WHAT IS BEING ASKED: Locate every line in the material below that has the word "rédaction". Copy each of those lines.

RECORD SET:
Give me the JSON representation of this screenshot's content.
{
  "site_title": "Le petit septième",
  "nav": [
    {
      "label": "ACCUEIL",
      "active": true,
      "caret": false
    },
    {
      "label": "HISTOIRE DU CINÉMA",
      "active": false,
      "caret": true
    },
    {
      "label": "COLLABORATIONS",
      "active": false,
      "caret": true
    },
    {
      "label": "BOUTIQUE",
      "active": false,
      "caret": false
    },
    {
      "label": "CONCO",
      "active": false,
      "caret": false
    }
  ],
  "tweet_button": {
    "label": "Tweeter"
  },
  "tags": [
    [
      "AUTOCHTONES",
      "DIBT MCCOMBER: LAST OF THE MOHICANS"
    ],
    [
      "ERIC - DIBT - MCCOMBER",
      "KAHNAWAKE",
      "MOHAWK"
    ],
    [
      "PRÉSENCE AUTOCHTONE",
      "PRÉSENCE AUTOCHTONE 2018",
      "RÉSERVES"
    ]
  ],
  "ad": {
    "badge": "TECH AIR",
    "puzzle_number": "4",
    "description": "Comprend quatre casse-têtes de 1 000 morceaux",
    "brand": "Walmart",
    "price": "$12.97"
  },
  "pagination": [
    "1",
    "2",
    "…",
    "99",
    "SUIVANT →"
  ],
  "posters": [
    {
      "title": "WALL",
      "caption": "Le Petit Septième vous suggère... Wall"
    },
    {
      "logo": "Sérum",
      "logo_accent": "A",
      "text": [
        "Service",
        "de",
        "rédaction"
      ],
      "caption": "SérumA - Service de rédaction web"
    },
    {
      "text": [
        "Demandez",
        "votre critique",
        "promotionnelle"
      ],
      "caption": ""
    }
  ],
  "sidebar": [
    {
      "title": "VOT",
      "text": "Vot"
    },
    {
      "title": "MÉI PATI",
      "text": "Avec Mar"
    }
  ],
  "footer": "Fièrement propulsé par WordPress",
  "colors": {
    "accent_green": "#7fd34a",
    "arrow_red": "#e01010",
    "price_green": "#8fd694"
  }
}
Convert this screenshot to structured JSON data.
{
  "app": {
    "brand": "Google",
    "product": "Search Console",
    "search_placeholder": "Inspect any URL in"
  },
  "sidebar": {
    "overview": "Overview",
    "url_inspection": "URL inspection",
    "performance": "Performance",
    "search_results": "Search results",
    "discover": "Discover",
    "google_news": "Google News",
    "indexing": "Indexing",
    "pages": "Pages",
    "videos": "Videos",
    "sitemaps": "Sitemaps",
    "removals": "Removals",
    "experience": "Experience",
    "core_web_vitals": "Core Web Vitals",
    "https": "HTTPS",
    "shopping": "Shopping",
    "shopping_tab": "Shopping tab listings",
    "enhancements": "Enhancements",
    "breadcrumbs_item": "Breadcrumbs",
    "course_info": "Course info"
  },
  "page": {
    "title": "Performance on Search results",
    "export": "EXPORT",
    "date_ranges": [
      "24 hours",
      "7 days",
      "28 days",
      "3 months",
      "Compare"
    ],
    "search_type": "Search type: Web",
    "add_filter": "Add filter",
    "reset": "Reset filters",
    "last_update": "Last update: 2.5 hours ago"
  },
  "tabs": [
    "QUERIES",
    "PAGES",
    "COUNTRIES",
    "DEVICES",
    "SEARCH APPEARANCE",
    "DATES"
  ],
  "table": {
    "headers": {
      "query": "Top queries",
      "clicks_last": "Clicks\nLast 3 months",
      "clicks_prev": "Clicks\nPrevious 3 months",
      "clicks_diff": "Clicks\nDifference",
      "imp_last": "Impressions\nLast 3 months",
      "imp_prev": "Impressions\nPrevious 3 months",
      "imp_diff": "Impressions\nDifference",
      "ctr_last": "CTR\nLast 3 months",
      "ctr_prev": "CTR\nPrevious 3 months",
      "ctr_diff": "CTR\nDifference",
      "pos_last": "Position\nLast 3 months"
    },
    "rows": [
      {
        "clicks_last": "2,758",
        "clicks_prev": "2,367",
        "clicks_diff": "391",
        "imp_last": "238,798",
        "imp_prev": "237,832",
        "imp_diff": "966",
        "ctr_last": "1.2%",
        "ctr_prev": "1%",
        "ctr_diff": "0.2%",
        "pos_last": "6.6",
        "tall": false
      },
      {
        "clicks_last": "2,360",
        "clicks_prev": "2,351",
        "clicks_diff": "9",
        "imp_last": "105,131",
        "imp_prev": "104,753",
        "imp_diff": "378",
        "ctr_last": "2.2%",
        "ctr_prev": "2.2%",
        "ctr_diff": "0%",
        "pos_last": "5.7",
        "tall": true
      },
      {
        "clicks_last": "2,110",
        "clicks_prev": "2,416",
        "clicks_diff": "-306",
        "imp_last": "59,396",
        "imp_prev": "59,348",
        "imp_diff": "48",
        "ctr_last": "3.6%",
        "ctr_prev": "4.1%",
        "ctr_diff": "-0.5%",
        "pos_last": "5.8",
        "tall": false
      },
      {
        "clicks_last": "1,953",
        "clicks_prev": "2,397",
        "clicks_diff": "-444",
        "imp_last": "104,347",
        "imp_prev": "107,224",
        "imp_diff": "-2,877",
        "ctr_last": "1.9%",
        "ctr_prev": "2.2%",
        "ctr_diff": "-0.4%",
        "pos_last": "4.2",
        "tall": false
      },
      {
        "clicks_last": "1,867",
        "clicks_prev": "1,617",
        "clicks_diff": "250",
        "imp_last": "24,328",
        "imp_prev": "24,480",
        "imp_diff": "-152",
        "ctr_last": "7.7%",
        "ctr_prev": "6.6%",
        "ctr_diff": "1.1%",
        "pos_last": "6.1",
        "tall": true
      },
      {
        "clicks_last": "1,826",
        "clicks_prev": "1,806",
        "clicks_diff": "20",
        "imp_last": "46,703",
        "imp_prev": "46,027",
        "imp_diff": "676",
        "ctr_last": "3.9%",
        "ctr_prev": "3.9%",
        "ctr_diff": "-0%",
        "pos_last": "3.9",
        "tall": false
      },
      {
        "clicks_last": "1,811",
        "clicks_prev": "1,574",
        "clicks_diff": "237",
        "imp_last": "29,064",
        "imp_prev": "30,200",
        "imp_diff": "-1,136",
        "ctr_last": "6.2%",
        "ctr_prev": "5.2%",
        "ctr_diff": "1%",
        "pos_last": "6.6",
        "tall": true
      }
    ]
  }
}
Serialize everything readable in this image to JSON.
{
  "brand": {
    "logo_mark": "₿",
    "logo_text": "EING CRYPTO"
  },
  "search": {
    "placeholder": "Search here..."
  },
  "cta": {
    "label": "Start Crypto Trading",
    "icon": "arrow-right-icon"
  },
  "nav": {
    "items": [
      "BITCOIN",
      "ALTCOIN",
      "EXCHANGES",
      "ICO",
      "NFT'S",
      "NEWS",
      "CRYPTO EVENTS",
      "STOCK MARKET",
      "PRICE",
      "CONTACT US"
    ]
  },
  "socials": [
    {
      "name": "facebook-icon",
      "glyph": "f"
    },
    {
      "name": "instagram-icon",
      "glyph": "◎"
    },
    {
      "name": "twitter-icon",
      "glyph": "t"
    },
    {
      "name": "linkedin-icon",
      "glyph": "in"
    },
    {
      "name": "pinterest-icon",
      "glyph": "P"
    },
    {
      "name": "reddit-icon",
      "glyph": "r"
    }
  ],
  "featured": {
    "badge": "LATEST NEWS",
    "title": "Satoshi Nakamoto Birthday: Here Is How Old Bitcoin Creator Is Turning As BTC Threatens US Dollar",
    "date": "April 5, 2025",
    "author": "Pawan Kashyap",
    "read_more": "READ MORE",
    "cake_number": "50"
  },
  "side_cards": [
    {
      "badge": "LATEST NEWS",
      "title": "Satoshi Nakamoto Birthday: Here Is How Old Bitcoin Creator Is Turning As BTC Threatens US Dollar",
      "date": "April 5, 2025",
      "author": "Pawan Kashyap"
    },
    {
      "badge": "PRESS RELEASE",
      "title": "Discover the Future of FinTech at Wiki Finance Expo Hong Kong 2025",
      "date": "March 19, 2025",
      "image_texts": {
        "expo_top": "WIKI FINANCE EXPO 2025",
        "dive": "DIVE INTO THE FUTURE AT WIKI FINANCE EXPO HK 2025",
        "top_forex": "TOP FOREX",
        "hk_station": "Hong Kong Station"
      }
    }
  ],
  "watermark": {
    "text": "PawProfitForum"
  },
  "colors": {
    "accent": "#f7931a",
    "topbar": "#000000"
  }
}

EXERCISE OUTPUT:
        "rédaction"
      "caption": "SérumA - Service de rédaction web"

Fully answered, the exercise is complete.